Bad News for Reptiles
Sometimes the cold-hearted snake is behind the wheel
Who are these people?
A recent study showed that nearly 3 percent of drivers change their path in order to intentionally run over turtles and snakes on the roadside.
A group of Canadian researchers chose to examine this deadly phenomenon because of the naturally slow reproduction rate of snakes and turtles, made worse by their susceptibility to getting hit by cars. Snakes slither out to roadways to bask in the sun, and turtles bury their eggs in the sandy gravel at roadsides. Getting a sense of the level of danger for the reptiles could lead to finding ways to prevent these unnecessary deaths.
And while roadkill numbers had been studied before, the deliberate killing of these animals had not been investigated.
The study was conducted using replicas of snakes and turtles. A Styrofoam cup was also alternately placed in the road as a possible target. A grease line in the middle of the road let researchers determine how often drivers slipped past the center line by mistake, so they could adjust for deliberate hits versus accidental hits. Then they watched.
The fake snake was the biggest target for reptile-killing drivers, hit 2.4 times more often than the accidental hit rate and 1.9 times more often than the cup. The turtles were hit 1.7 times more often than the accidental hit rate and 1.4 times more often than the cup. Male drivers were four times more likely than female drivers to hit the snake or turtle.

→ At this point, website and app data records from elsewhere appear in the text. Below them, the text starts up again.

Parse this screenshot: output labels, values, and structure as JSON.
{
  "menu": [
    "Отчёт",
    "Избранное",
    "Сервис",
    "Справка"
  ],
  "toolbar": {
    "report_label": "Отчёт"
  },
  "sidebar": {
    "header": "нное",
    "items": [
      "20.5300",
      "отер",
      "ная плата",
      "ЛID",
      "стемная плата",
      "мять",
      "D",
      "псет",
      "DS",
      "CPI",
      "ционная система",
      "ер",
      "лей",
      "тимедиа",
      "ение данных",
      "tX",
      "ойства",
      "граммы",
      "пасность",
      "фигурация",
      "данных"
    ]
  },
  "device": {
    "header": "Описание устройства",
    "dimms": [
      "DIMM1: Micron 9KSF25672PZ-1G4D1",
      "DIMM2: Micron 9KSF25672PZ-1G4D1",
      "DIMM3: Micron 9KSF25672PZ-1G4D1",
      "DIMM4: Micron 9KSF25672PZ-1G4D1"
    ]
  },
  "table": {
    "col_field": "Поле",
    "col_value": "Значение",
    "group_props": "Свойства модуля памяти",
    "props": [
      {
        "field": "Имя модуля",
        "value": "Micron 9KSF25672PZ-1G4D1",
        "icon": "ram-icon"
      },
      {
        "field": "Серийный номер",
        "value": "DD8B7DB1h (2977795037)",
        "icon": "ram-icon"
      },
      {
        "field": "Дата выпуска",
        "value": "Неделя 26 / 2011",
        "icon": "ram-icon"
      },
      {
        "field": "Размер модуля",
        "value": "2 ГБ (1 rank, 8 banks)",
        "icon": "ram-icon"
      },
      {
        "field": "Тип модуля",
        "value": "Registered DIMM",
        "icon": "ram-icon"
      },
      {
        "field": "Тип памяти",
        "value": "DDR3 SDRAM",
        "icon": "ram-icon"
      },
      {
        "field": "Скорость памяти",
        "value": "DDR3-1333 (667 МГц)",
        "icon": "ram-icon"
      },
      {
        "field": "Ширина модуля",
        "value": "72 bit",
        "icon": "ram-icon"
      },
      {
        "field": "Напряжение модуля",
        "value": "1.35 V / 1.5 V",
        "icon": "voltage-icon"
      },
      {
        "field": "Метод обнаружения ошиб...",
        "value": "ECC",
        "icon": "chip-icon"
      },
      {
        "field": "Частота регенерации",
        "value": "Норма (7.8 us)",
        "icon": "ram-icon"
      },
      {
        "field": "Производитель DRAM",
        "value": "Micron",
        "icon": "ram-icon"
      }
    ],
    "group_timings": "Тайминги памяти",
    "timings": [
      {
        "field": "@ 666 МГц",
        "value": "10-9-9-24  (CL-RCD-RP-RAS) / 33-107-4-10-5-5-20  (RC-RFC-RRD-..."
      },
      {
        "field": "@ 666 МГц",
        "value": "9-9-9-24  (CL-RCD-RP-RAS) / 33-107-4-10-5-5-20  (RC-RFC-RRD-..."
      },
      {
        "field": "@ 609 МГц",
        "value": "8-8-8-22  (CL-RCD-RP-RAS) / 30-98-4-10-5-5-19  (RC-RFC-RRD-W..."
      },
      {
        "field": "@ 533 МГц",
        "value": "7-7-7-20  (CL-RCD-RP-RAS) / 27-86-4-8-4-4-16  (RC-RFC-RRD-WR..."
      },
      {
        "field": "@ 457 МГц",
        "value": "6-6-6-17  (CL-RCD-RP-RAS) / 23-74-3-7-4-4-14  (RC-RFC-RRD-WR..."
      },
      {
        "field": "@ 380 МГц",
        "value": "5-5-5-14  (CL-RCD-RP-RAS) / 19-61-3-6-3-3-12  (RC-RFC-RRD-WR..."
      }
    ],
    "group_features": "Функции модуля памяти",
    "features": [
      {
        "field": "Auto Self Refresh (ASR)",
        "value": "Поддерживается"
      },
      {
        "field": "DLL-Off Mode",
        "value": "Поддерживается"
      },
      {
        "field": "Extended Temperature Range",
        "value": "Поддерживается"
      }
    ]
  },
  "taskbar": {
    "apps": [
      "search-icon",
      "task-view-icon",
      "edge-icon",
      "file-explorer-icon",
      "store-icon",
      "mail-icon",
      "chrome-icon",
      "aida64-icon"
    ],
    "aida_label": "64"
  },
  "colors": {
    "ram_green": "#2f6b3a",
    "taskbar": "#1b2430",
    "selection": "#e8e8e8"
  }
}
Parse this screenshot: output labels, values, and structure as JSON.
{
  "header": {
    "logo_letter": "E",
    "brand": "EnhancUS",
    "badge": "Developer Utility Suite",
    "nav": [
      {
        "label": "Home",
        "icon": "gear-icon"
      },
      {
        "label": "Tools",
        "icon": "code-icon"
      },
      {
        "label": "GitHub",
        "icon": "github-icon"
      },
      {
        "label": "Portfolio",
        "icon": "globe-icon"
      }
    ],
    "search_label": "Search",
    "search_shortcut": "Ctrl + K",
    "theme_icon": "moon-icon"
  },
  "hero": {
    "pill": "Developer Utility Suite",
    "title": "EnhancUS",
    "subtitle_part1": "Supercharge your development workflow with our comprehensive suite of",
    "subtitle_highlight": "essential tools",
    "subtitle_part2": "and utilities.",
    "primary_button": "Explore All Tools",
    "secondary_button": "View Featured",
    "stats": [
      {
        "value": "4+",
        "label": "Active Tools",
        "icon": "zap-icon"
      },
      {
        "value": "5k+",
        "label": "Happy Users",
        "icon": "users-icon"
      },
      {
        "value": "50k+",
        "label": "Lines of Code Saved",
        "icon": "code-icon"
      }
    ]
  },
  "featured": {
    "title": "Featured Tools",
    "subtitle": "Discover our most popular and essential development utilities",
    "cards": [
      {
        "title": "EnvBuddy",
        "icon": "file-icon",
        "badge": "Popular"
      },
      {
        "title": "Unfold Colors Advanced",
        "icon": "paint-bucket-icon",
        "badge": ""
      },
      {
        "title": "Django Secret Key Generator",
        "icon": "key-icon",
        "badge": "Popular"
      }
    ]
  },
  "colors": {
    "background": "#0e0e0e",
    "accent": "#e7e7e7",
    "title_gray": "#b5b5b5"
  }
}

The drivers weren’t completely bloodthirsty — a small percentage of men and women stopped to rescue the reptiles in the road, before discovering they were fake.